Alabama committee to chart water-access issues

By: Melissa Schneider / Published: Feb 24,  2009

The Alabama Waterfront Access Study Committee will meet in Montgomery, Ala., from 10 a.m. until 3 p.m. March 3 in the Old Archives Chambers of the state Capitol.

Legislation introduced by Rep. Spencer Collier (R-Irvington) last year created the committee that will examine the loss of diversity of uses along Alabama's waterfronts. After studying waterfront issues, the committee will prepare a report about concerns, research and recommendations to address waterfront-use and water-access issues. The report, due next year, is expected to include information on land-use management and zoning, tax assessment trends for waterfront properties, shoreline development trends and local tax rates.

“This committee will examine the increased demand for water access for recreational, residential, commercial and industrial uses,” said committee Chairman LaDon Swann, director of the Mississippi-Alabama Sea Grant Consortium. “The committee will make recommendations, such as tax strategies, to support diversity on the state’s waterfronts. We will look at methods used in other places to promote survival of water-dependent businesses—from large industry to mom-and-pop shops—and public access to waterways.”

The committee includes representatives from the Alabama Department of Conservation and Natural Resources, Alabama Working Waterfront Coalition, Alabama Port Authority, commercial and recreational fishing industries, U.S. Army Corps of Engineers, Alabama Home Builders Association, Alabama Association of Realtors, marine trades and manufacturing industry, Alabama Bureau of Tourism and Travel, Organized Seafood Association of Alabama, local governments, Agriculture, Conservation and Forestry Committee of the Senate and the Agriculture and Forestry Committee of the House of Representatives.
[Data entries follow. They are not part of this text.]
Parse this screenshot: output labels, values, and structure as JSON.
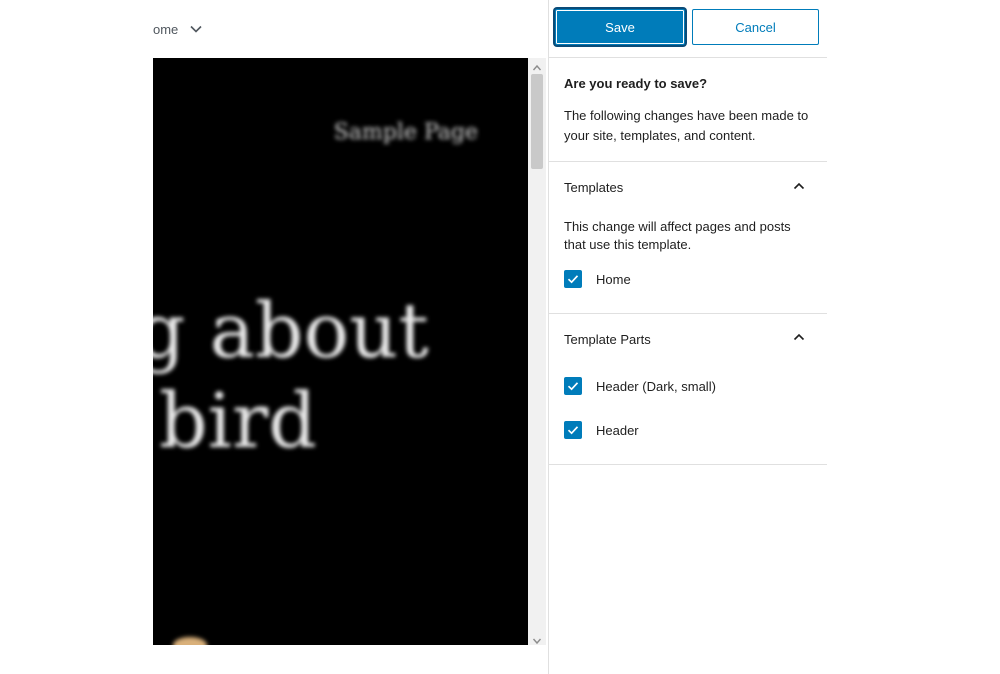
{
  "template_selector": {
    "label": "ome",
    "icon": "chevron-down-icon"
  },
  "preview": {
    "nav_link": "Sample Page",
    "hero_line1": "og about",
    "hero_line2": "bird"
  },
  "save_panel": {
    "save_label": "Save",
    "cancel_label": "Cancel",
    "intro_title": "Are you ready to save?",
    "intro_text": "The following changes have been made to your site, templates, and content.",
    "sections": [
      {
        "title": "Templates",
        "description": "This change will affect pages and posts that use this template.",
        "items": [
          {
            "label": "Home",
            "checked": true
          }
        ]
      },
      {
        "title": "Template Parts",
        "items": [
          {
            "label": "Header (Dark, small)",
            "checked": true
          },
          {
            "label": "Header",
            "checked": true
          }
        ]
      }
    ]
  },
  "colors": {
    "accent": "#007cba",
    "canvas_bg": "#000000",
    "divider": "#e0e0e0"
  }
}
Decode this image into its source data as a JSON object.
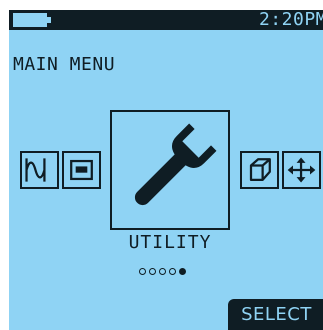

It also includes an economist, a social scientist, House members representing Districts 95 and 105 and Senate members representing Districts 32 and 35.


comments powered by Disqus